Effects of Resistance Training on H+ Regulation, Buffer Capacity, and Repeated Sprints

EDGE, JOHANN; HILL-HAAS, STEPHEN; GOODMAN, CARMEL; BISHOP, DAVID

Medicine & Science in Sports & Exercise:
doi: 10.1249/01.mss.0000233793.31659.a3
APPLIED SCIENCES: Physical Fitness and Performance
Abstract

Purpose: We investigated the effects of resistance training on muscle buffer capacity, H+ regulation, and repeated-sprint ability (RSA).

Methods: Sixteen recreationally active females performed a graded exercise test to determine V˙O2peak and the lactate threshold (LT), a repeated-sprint test (5 × 6 s, every 30 s) to determine RSA, and a 60-s high-intensity exercise test based on their pretraining RSA score (CIT60; continuous cycling at approximately 160% V˙O2peak). Muscle biopsies (vastus lateralis) were sampled before and immediately after CIT60. Subjects were then randomly assigned to either a high-repetition (three to five sets of 15-20 reps) short-rest (20 s) resistance-training group or to a control group.

Results: Training did not result in significant improvements in V˙O2peak (P > 0.05) but did improve the LT, leg strength, and RSA (P < 0.05). There were no significant improvements in muscle buffer capacity after training (P > 0.05); however, there was a significant reduction in H+ in the muscle and blood after high-intensity exercise (CIT60) (P < 0.05),

Conclusions: High-repetition, short-rest, resistance training does not improve muscle buffer capacity in active females, but it does reduce H+ accumulation during high-intensity exercise (~160% V˙O2peak). It is likely that increases in strength, LT, and ion regulation contributed to the improved RSA.

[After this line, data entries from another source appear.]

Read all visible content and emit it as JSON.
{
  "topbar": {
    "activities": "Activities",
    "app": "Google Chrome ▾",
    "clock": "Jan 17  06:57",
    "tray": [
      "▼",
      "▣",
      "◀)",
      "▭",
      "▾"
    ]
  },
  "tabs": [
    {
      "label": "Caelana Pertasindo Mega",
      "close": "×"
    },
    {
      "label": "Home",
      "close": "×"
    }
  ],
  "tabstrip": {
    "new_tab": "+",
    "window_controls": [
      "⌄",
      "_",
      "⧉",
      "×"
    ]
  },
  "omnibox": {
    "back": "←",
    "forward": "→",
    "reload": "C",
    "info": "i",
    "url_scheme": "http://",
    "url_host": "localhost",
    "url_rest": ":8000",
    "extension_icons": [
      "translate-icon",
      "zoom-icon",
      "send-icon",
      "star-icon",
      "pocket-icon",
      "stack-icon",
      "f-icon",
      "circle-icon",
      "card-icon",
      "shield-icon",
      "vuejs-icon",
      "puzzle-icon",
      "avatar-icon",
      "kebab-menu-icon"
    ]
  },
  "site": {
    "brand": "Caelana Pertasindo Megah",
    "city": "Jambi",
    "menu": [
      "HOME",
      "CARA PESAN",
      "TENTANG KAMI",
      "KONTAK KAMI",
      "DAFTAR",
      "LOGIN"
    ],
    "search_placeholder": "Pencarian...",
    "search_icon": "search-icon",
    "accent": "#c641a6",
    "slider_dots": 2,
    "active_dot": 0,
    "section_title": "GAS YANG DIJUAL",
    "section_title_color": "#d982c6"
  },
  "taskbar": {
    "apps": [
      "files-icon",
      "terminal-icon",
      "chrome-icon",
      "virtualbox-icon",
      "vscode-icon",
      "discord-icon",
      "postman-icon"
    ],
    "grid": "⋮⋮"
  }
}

Author Information

School of Human Movement and Exercise Science, The University of Western Australia, Perth, AUSTRALIA

Address for correspondence: David Bishop, Team-Sport Research Group, School of Human Movement and Exercise Science, The University of Western Australia, Perth, Australia; E-mail: dbishop@cyllene.uwa.edu.au.

Submitted for publication December 2005.

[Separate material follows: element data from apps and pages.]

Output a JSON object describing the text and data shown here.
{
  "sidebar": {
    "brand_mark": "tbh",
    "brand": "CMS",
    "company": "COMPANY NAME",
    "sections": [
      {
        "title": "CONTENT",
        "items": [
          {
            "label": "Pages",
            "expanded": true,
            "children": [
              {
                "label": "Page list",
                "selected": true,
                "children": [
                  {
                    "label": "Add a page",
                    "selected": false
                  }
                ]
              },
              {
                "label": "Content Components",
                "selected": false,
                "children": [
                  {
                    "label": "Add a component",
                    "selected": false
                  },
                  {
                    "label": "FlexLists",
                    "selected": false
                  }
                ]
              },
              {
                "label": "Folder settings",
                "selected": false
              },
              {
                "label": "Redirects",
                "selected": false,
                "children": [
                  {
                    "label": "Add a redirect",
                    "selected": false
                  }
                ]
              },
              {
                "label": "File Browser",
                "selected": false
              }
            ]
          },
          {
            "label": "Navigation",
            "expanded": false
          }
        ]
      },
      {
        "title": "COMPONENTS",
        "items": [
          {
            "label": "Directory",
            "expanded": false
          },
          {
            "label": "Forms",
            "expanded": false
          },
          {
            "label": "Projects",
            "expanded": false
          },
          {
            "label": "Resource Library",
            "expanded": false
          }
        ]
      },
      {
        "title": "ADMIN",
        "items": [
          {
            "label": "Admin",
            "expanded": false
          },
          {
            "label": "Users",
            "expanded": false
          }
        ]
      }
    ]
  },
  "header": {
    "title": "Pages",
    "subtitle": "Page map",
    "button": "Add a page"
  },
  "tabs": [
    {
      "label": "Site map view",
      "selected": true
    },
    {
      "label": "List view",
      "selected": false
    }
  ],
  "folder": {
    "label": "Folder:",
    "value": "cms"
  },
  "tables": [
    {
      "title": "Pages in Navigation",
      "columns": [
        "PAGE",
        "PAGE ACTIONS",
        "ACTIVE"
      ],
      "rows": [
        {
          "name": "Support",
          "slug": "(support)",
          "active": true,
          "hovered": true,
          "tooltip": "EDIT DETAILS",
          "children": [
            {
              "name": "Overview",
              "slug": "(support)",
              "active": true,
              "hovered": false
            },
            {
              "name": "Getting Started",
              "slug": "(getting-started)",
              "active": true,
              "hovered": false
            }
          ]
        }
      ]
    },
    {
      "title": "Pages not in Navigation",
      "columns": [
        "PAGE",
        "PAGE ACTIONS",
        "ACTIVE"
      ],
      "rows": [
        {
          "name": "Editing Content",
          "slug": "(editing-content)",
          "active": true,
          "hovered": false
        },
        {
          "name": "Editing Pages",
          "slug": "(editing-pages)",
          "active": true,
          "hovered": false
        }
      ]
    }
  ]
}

Accepted for publication May 2006.

©2006The American College of Sports Medicine